An acquaintance put her in touch with Chan-jo Jun, a lawyer from Würzburg who has attempted several times to hold Facebook legally accountable for disseminating hateful speech on its platform. So far, he has made a considerable effort and attracted a lot of attention, but he has not been successful legally.
Jun is now seeking a temporary injunction to prohibit people like AfD politicians from sharing the posting about the homeless man, but also obligating Facebook to ensure that the image can no longer be shared and that it will be automatically blocked. He's basing his legal argument on Paragraph 186 of the German Criminal Code on "defamation," which prohibits the assertion or dissemination of a fact about a person which may defame that person or negatively affect public opinion about that person unless it can be proven true.
Should it be Facebook's job to filter out defamatory content before it is posted?
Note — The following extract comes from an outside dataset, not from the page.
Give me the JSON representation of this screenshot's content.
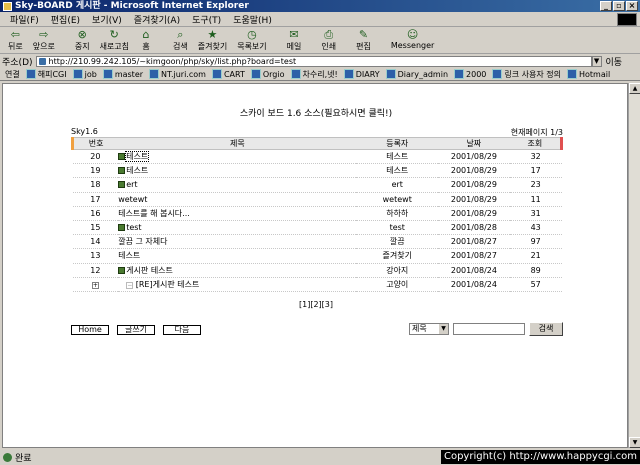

The current standard is that social media platforms like Facebook only have to take problematic content down after they have been informed about it. In practice, however, it doesn't happen often enough.
Jun says the problem is that Facebook's own community standards, its internal guidelines on what needs to be deleted, is much more loosely formulated than German law. And that's why problems keep popping up for people like Modamani.
Facebook: We Take Responsibility 'Very Seriously'
For its part, Facebook asserts that it adheres to Germany law. The company has since deleted all posts that are listed in the temporary injunction request.
Asked for a response, a company spokesperson sent the following statement: "When we are informed of content that is in clear violation of German law, we respect this and delete the content in compliance." But: "a whole lot" of the content that gets reported "does not violate German law." The company also states that it takes its responsibility very seriously.
To test how seriously Facebook takes such reports on a daily basis, I reported one image disparaging Modamani as a vile criminal. After our meeting, I used the report function to register a complaint about a photo suggesting Modamani had been involved in the attack on the homeless man.
The image had been posted by a certain "Dorothee K." (or some user pretending to be a woman, since Facebook identities can never be truly verified) at 4:06 a.m. on Dec. 28. The user has more than 1,800 friends and most of the postings on her profile are about Islam, along with many links to pages filled with conspiracy theories. From this page alone, the image with Modamani got shared 67 times.
Limited Reporting Options
Facebook's reporting options still aren't suitable for instances like this. The network has announced that it will soon add the "It's a fake news story" to the pull-down menu of reasons a story is being reported in Germany. Those reported stories would then be reviewed by community fact-checkers. But it will take several more weeks for the system to become operational.
Of all the bad options available, I click through to find the most appropriate one. "I think it shouldn't be on Facebook," "It's annoying or not interesting," -> send to Facebook for review.
I sent the message at 9:46 a.m. At 6:57 p.m. the same day, I received a message on my mobile phone. That went fast.
A "message from the help team" informed me that Facebook had reviewed the photo in question and added: "Although it does not violate our community standards, it was still right to inform us." According to the message, defaming a 19-year-old as a vile criminal is not a violation of Facebook's community standards.
The help team also provided an additional suggestion, noting how I could block Dorothee K. Blocking, though, merely means that neither of us would be able to view each other's profile or contact each other again on Facebook.
It makes it sound as if it is about something personal, as if the error was made on the part of the person who reported the content. The fact is that the responsibility lies with the people who create and disseminate such defamation. In the case of Anas Modamani, it is likely he will still be dealing with the consequences of these images for years to come.
"I love Facebook -- I found an apartment through the network," he says during our meeting. "But I also hate Facebook because this Photoshop stuff simply never ceases."